Check the link for more details and background.

Can-Do-itis, Can it be cured?

When we talked about the requirements for an Arctic Patrol Vessel, I had suggested that in this harsh and unforgiving environment, there would be circumstances when we would want to launch two helos or at least have a second helo on standby on deck. (Long range, far from help, marginal weather.) The response was that one helo would be enough.

Spoken like a true operator. Yes, Coast Guardsmen take calculated risks all the time. There is a mission to do. We have only one helo available. It would be better to have two, but that is not an option, so we go with one.
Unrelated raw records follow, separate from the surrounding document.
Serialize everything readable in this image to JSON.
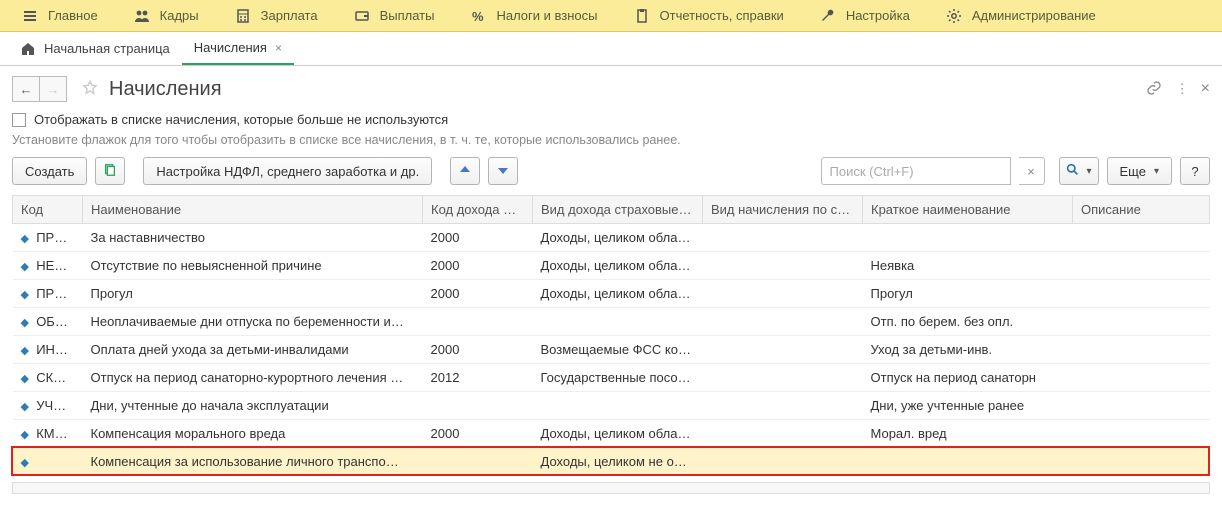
{
  "topmenu": [
    {
      "id": "main",
      "label": "Главное",
      "icon": "menu"
    },
    {
      "id": "hr",
      "label": "Кадры",
      "icon": "people"
    },
    {
      "id": "salary",
      "label": "Зарплата",
      "icon": "calc"
    },
    {
      "id": "pay",
      "label": "Выплаты",
      "icon": "wallet"
    },
    {
      "id": "tax",
      "label": "Налоги и взносы",
      "icon": "percent"
    },
    {
      "id": "report",
      "label": "Отчетность, справки",
      "icon": "clipboard"
    },
    {
      "id": "settings",
      "label": "Настройка",
      "icon": "wrench"
    },
    {
      "id": "admin",
      "label": "Администрирование",
      "icon": "gear"
    }
  ],
  "tabs": {
    "home_label": "Начальная страница",
    "active_label": "Начисления"
  },
  "page": {
    "title": "Начисления"
  },
  "filter": {
    "checkbox_label": "Отображать в списке начисления, которые больше не используются",
    "hint": "Установите флажок для того чтобы отобразить в списке все начисления, в т. ч. те, которые использовались ранее."
  },
  "toolbar": {
    "create_label": "Создать",
    "ndfl_label": "Настройка НДФЛ, среднего заработка и др.",
    "more_label": "Еще",
    "help_label": "?",
    "search_placeholder": "Поиск (Ctrl+F)"
  },
  "columns": {
    "code": "Код",
    "name": "Наименование",
    "income_code": "Код дохода …",
    "insurance": "Вид дохода страховые…",
    "calc_type": "Вид начисления по ст…",
    "short": "Краткое наименование",
    "desc": "Описание"
  },
  "rows": [
    {
      "code": "ПР…",
      "name": "За наставничество",
      "income_code": "2000",
      "insurance": "Доходы, целиком обла…",
      "calc_type": "",
      "short": "",
      "desc": ""
    },
    {
      "code": "НЕ…",
      "name": "Отсутствие по невыясненной причине",
      "income_code": "2000",
      "insurance": "Доходы, целиком обла…",
      "calc_type": "",
      "short": "Неявка",
      "desc": ""
    },
    {
      "code": "ПР…",
      "name": "Прогул",
      "income_code": "2000",
      "insurance": "Доходы, целиком обла…",
      "calc_type": "",
      "short": "Прогул",
      "desc": ""
    },
    {
      "code": "ОБ…",
      "name": "Неоплачиваемые дни отпуска по беременности и…",
      "income_code": "",
      "insurance": "",
      "calc_type": "",
      "short": "Отп. по берем. без опл.",
      "desc": ""
    },
    {
      "code": "ИН…",
      "name": "Оплата дней ухода за детьми-инвалидами",
      "income_code": "2000",
      "insurance": "Возмещаемые ФСС ко…",
      "calc_type": "",
      "short": "Уход за детьми-инв.",
      "desc": ""
    },
    {
      "code": "СК…",
      "name": "Отпуск на период санаторно-курортного лечения …",
      "income_code": "2012",
      "insurance": "Государственные посо…",
      "calc_type": "",
      "short": "Отпуск на период санаторн",
      "desc": ""
    },
    {
      "code": "УЧ…",
      "name": "Дни, учтенные до начала эксплуатации",
      "income_code": "",
      "insurance": "",
      "calc_type": "",
      "short": "Дни, уже учтенные ранее",
      "desc": ""
    },
    {
      "code": "КМ…",
      "name": "Компенсация морального вреда",
      "income_code": "2000",
      "insurance": "Доходы, целиком обла…",
      "calc_type": "",
      "short": "Морал. вред",
      "desc": ""
    },
    {
      "code": "",
      "name": "Компенсация за использование личного транспо…",
      "income_code": "",
      "insurance": "Доходы, целиком не о…",
      "calc_type": "",
      "short": "",
      "desc": "",
      "highlighted": true
    }
  ]
}
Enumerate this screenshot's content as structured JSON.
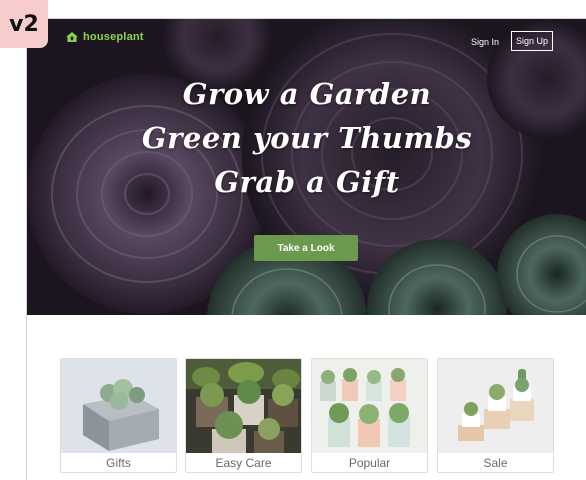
{
  "version_tag": "v2",
  "brand": {
    "name": "houseplant",
    "icon": "house-leaf-icon",
    "color": "#8fd14f"
  },
  "nav": {
    "sign_in": "Sign In",
    "sign_up": "Sign Up"
  },
  "hero": {
    "lines": [
      "Grow a Garden",
      "Green your Thumbs",
      "Grab a Gift"
    ],
    "cta_label": "Take a Look",
    "cta_color": "#6b9a4e"
  },
  "categories": [
    {
      "label": "Gifts"
    },
    {
      "label": "Easy Care"
    },
    {
      "label": "Popular"
    },
    {
      "label": "Sale"
    }
  ]
}
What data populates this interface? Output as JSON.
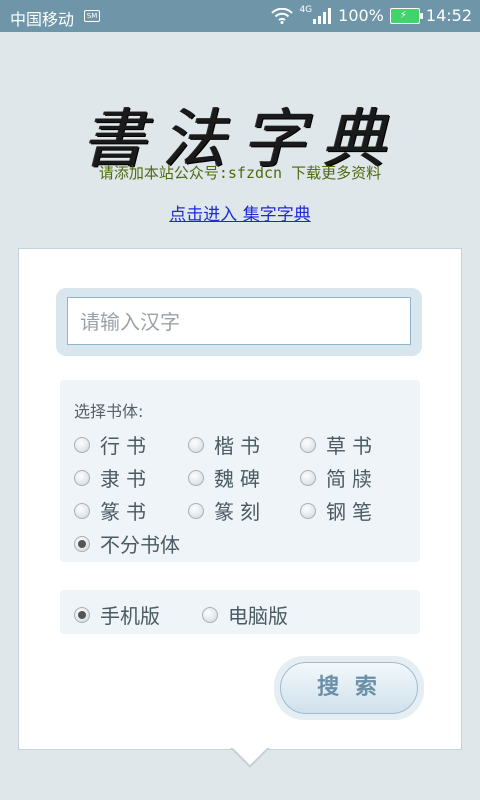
{
  "status_bar": {
    "carrier": "中国移动",
    "carrier_badge": "SM",
    "network": "4G",
    "battery": "100%",
    "time": "14:52"
  },
  "logo": {
    "chars": [
      "書",
      "法",
      "字",
      "典"
    ]
  },
  "subtitle": "请添加本站公众号:sfzdcn 下载更多资料",
  "enter_link": "点击进入 集字字典",
  "search": {
    "placeholder": "请输入汉字",
    "button_label": "搜 索"
  },
  "font_style": {
    "label": "选择书体:",
    "options": [
      "行书",
      "楷书",
      "草书",
      "隶书",
      "魏碑",
      "简牍",
      "篆书",
      "篆刻",
      "钢笔",
      "不分书体"
    ],
    "selected": "不分书体"
  },
  "version": {
    "options": [
      "手机版",
      "电脑版"
    ],
    "selected": "手机版"
  }
}
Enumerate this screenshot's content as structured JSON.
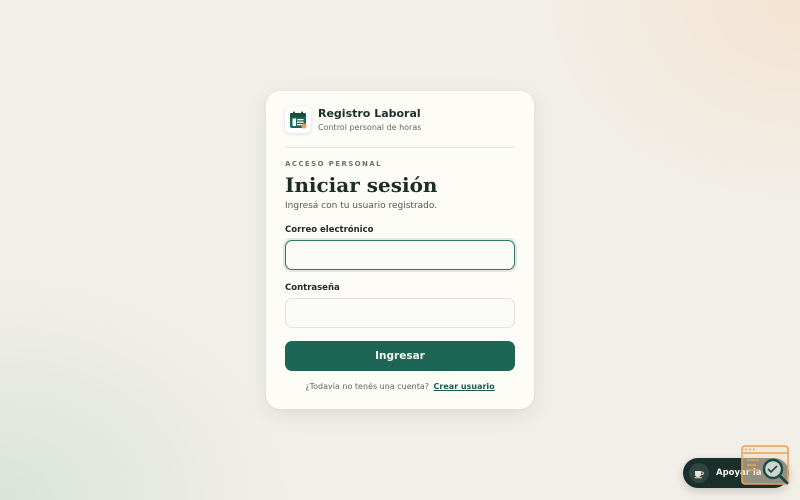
{
  "brand": {
    "name": "Registro Laboral",
    "tagline": "Control personal de horas",
    "logo_icon": "calendar-checklist-icon"
  },
  "login": {
    "eyebrow": "ACCESO PERSONAL",
    "title": "Iniciar sesión",
    "subtitle": "Ingresá con tu usuario registrado.",
    "email_label": "Correo electrónico",
    "email_value": "",
    "password_label": "Contraseña",
    "password_value": "",
    "submit_label": "Ingresar",
    "signup_prompt": "¿Todavía no tenés una cuenta?",
    "signup_link": "Crear usuario"
  },
  "support": {
    "label": "Apoyar la",
    "icon": "coffee-cup-icon"
  },
  "colors": {
    "accent": "#1d6655",
    "card": "#fdfcf7",
    "support_bg": "#1a2e2a",
    "corner_orange": "#e8a15a"
  }
}
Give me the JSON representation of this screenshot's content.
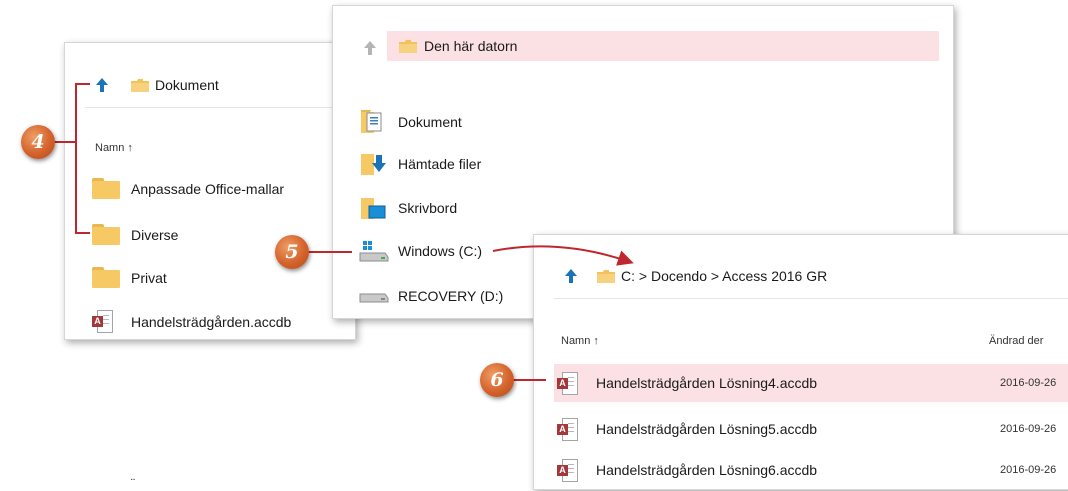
{
  "panel1": {
    "address": "Dokument",
    "header_name": "Namn ↑",
    "items": [
      {
        "label": "Anpassade Office-mallar",
        "icon": "folder-icon"
      },
      {
        "label": "Diverse",
        "icon": "folder-icon"
      },
      {
        "label": "Privat",
        "icon": "folder-icon"
      },
      {
        "label": "Handelsträdgården.accdb",
        "icon": "access-file-icon"
      }
    ]
  },
  "panel2": {
    "address": "Den här datorn",
    "items": [
      {
        "label": "Dokument",
        "icon": "documents-folder-icon"
      },
      {
        "label": "Hämtade filer",
        "icon": "downloads-folder-icon"
      },
      {
        "label": "Skrivbord",
        "icon": "desktop-folder-icon"
      },
      {
        "label": "Windows (C:)",
        "icon": "windows-drive-icon"
      },
      {
        "label": "RECOVERY (D:)",
        "icon": "drive-icon"
      }
    ]
  },
  "panel3": {
    "address": "C: > Docendo > Access 2016 GR",
    "header_name": "Namn ↑",
    "header_date": "Ändrad der",
    "rows": [
      {
        "name": "Handelsträdgården Lösning4.accdb",
        "date": "2016-09-26"
      },
      {
        "name": "Handelsträdgården Lösning5.accdb",
        "date": "2016-09-26"
      },
      {
        "name": "Handelsträdgården Lösning6.accdb",
        "date": "2016-09-26"
      }
    ]
  },
  "callouts": {
    "c4": "4",
    "c5": "5",
    "c6": "6"
  },
  "stray_mark": "¨",
  "colors": {
    "selection": "#fbe1e4",
    "up_arrow_active": "#1a73b8",
    "up_arrow_inactive": "#b4b4b4",
    "callout": "#d4622c",
    "connector": "#c0262e",
    "access_badge": "#a4373a",
    "folder": "#f6c965"
  }
}
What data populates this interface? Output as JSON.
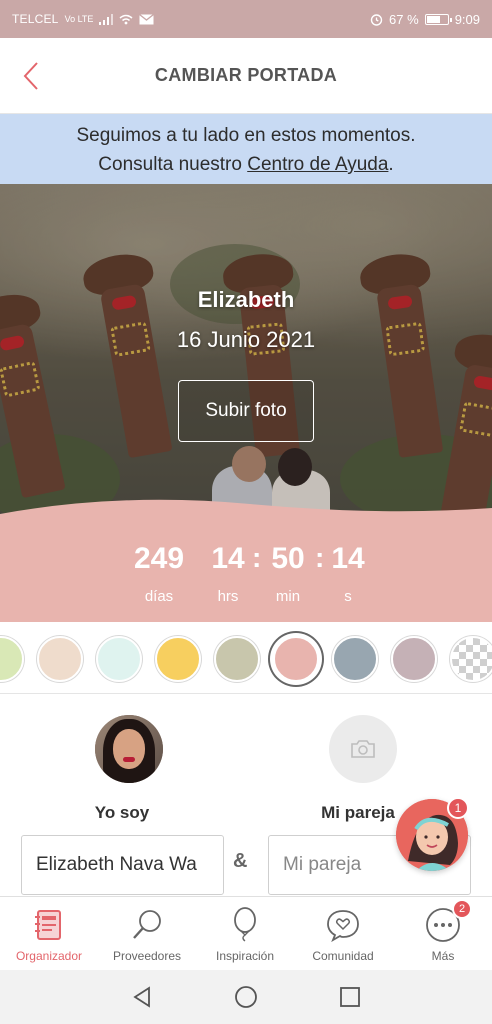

We get away with it, so next time, we also go with one without even thinking about it. It becomes the standard.

But step back.

When we are in the procurement phase, we need to change our mind set. Having two helos is an option. The question is fundamentally different. I think the Coast Guard has been suffering from “Can-Doitis.” This is why we are still using ships that should have been replaced 15 years ago. Why our budget is being cut while the Navy’s is being increased. Why we must now decommission five ships before their replacements come on line. (Frankly, I think the decision to do so reflects refreshing realism on the part of the leadership, but it is why we got in this mess.)

I hope the operators’ attitude never changes, but when the operator moves to the position of stating our needs, the question has to change. Not, “If I have only this, are the risks acceptable?” but “What do we really need to do the job safely, reliably, and consistently without making unreasonable demands on our people?”

If we go to the administration or Congress and ask for the minimum we can get away with, we will never get more than the minimum. Worse yet, they will assume we have padded our request and will be only too happy to cut it further.

When our leadership decides that we can make do, they are not deciding for themselves. They are deciding for young people that we frequently demand too much of, the engineers that are working 18 hours a day, when they should be with their families, to get an ancient and unreliable plant ready to sail thousands miles from home, for the crew of a 110 that is, in fact, going in harms way, or the crews of cutters responding to the earthquake in Haiti only to have their ships fail them.

It is difficult, but going from the field to deciding what the service should ask for, means going from heroic, impetuous youth to being an overprotective parent looking out for the safety and well being of our most important asset, our people.